By request, sort of, I've been asked to do a post explaining why using batting average should be banned and punished by watching every single one of Tomas Perez' career at-bats. Perez is currently in AAA playing for the Round Rock Express and hitting .263/.293/.378 and the master of pies is 34 years old. You really don't want that do you?

Okay, let's begin with the obvious in a nifty bullet list:

- Batting average doesn't tell you anything the slash stats don't.
- What it does tell you is incomplete at best.
- If it simply repeats info, but not enough to mean something, why use it?

Using batting average instead of on-base percentage is like sending out RSVPs without asking how many guests are in the party. Sure you'll get some idea of how many times the player reaches base, but you're likely missing a big part of the picture. On-base percentage includes hits, batting average does not include walks or hit by pitches or anything else that involves you stepping on first outside of a hit.

For example last year Alfonso Soriano hit .299 while B.J. Upton hit .300. Solely using batting average we assume Upton got on base more than Soriano, but only be a hit or two at most, when we look at the on-base percentages we see Soriano only reached based at a .337 average while Upton did so for a .386 average. On the surface the two are presented as near equals by batting average, but when on-base percentage is implanted into our decision making process we see that Upton is well above average while Soriano is actually below league average despite having a good batting average.

A batter has to get hits in order to have a good on-base percentage, but a batter must also get walks.

But hits are important you say, why yes my Hindu friend, but, and there's always one, slugging percentage will not only tell you if a player gets hits, but, and get this, whether his hits are worthwhile or not. While batting average and on-base percentage are on a 0-1.000 scale, slugging percentage actually extends to 4.000, think one at-bat, one homerun, with the formula being Total Bases/At-Bats we get 4.000.

Jose Vidro hit .314/.381 for the Mariners in 2007, both good, but his slugging was only .394, below league average (around .423). Nick Swisher hit .262/.381/.455, so while Swisher had less hits, he reached based the same amount, and the hits he did have were usually worth more value in bases than Vidro's. There's a misconception that singles don't affect slugging, but they do, here's an example:

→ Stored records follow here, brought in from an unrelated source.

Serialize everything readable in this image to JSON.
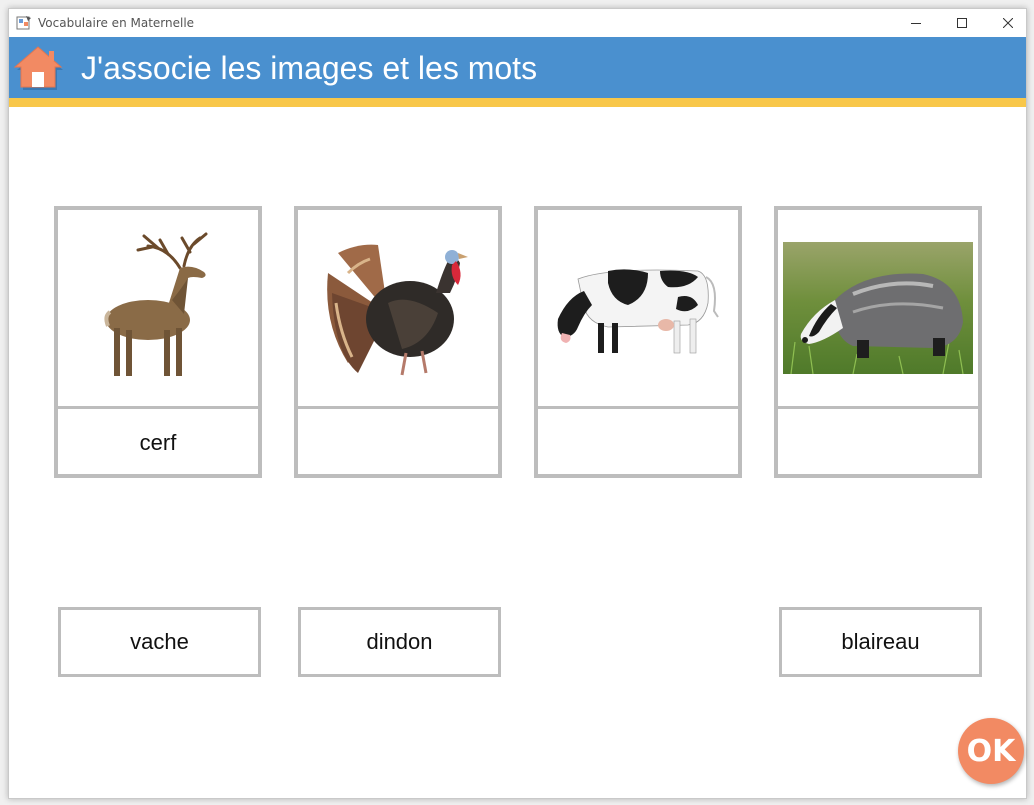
{
  "window": {
    "title": "Vocabulaire en Maternelle"
  },
  "header": {
    "title": "J'associe les images et les mots",
    "home_icon": "home-icon",
    "colors": {
      "bar": "#4a90cf",
      "stripe": "#f8c74a",
      "home": "#f28a63"
    }
  },
  "cards": [
    {
      "image": "deer-image",
      "label": "cerf"
    },
    {
      "image": "turkey-image",
      "label": ""
    },
    {
      "image": "cow-image",
      "label": ""
    },
    {
      "image": "badger-image",
      "label": ""
    }
  ],
  "words": {
    "w1": "vache",
    "w2": "dindon",
    "w3": "blaireau"
  },
  "ok_button": {
    "label": "OK",
    "color": "#f28a63"
  }
}
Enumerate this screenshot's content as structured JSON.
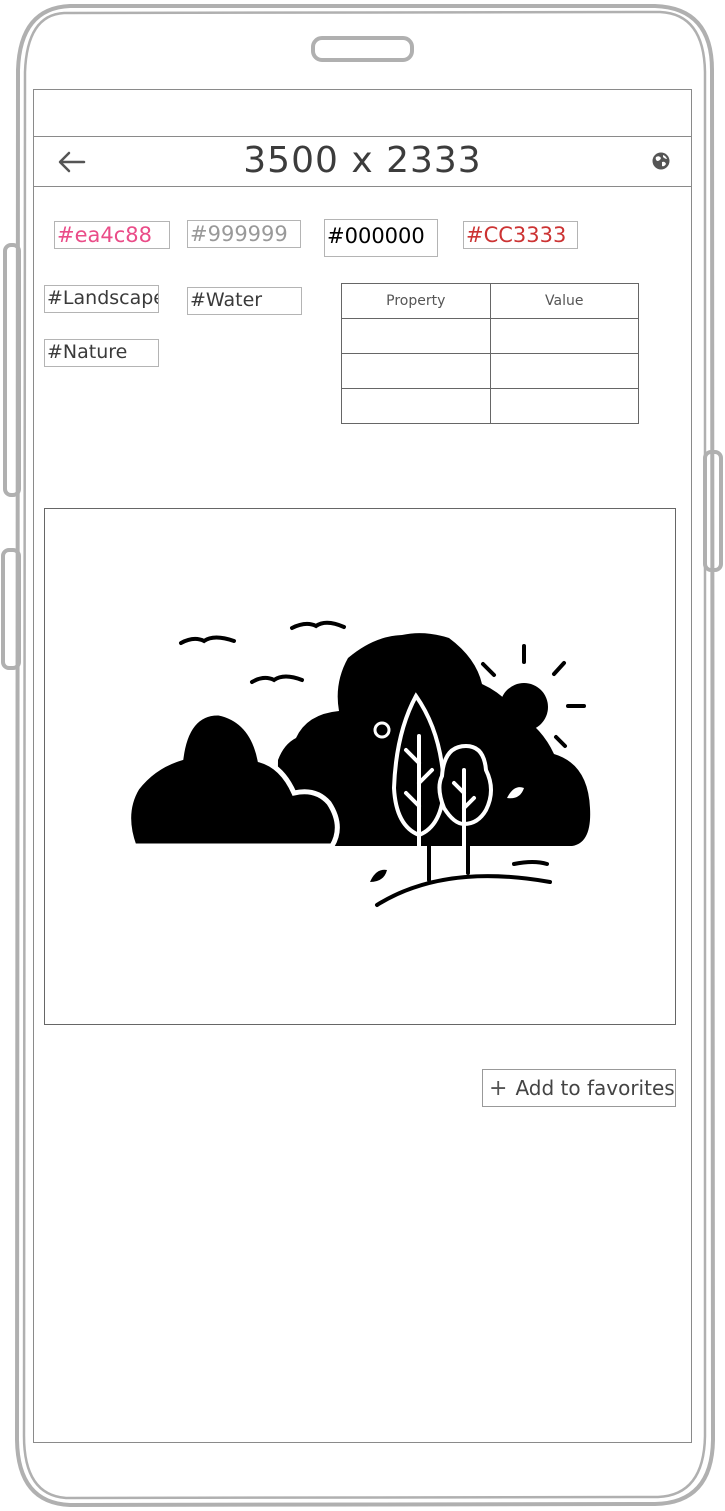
{
  "header": {
    "title": "3500 x 2333",
    "back_icon": "arrow-left-icon",
    "globe_icon": "globe-icon"
  },
  "colors": [
    {
      "label": "#ea4c88",
      "color": "#ea4c88"
    },
    {
      "label": "#999999",
      "color": "#999999"
    },
    {
      "label": "#000000",
      "color": "#000000"
    },
    {
      "label": "#CC3333",
      "color": "#CC3333"
    }
  ],
  "tags": [
    "#Landscape",
    "#Water",
    "#Nature"
  ],
  "table": {
    "headers": [
      "Property",
      "Value"
    ],
    "rows": [
      [
        "",
        ""
      ],
      [
        "",
        ""
      ],
      [
        "",
        ""
      ]
    ]
  },
  "image": {
    "icon": "landscape-icon"
  },
  "favorites": {
    "label": "Add to favorites",
    "icon": "plus-icon"
  }
}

Swisher singles in his first at-bat, raising his total bases from 51 to 52 in his 115th at-bat. Old slugging was .447, new slugging is .452. Yes, Swisher's slugging percentage actually went down, but it makes sense when you really think about it: the formula again is total bases divided by at-bats, essentially slugging tells you the average bases gained per at-bat where as batting average treats every hit equal no matter the base value.

A batter has to get hits in order to have a good slugging percentage, but a batter must also get "higher value" hits..

Of course each hit has its own run value, but that's a post for another time, what we're still dealing with is batting average. You've obviously grown accustomed to the scale or tiers of what is a conceived good or bad batting average, which is why I want to encourage everyone to look towards using Equivalent Average (EqA) when attempting to evaluate a batter. You've seen it used around here before, and it's on the same scale as batting average with league average set at .260.

Speaking of league averages I wanted to include these as perhaps a way for novices to grasp what makes a "good" on-base percentage or slugging percentage:

Stat | 07 Lg Avg | "Good" | "Great" |
---|---|---|---|

BA | 0.270 | 0.300 | 0.400 |

OBP | 0.340 | 0.400 | 0.500 |

SLG | 0.420 | 0.450 | 0.500 |

Any questions?